#### Data for the task
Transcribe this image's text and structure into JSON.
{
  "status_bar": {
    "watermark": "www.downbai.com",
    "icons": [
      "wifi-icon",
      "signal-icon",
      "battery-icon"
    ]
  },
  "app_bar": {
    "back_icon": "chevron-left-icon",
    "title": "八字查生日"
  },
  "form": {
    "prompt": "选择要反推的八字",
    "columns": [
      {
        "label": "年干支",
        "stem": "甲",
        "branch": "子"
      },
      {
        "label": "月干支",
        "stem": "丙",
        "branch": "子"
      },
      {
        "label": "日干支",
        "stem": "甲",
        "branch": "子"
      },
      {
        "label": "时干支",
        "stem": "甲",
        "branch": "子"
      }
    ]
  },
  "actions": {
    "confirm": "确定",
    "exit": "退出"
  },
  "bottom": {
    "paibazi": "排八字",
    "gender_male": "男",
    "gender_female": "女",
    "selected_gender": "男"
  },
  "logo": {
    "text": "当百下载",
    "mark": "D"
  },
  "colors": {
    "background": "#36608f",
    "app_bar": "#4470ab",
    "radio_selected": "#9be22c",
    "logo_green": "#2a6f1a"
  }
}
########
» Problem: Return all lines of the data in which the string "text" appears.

» Response area:
Transcribe this image's text and structure into JSON.
    "text": "当百下载",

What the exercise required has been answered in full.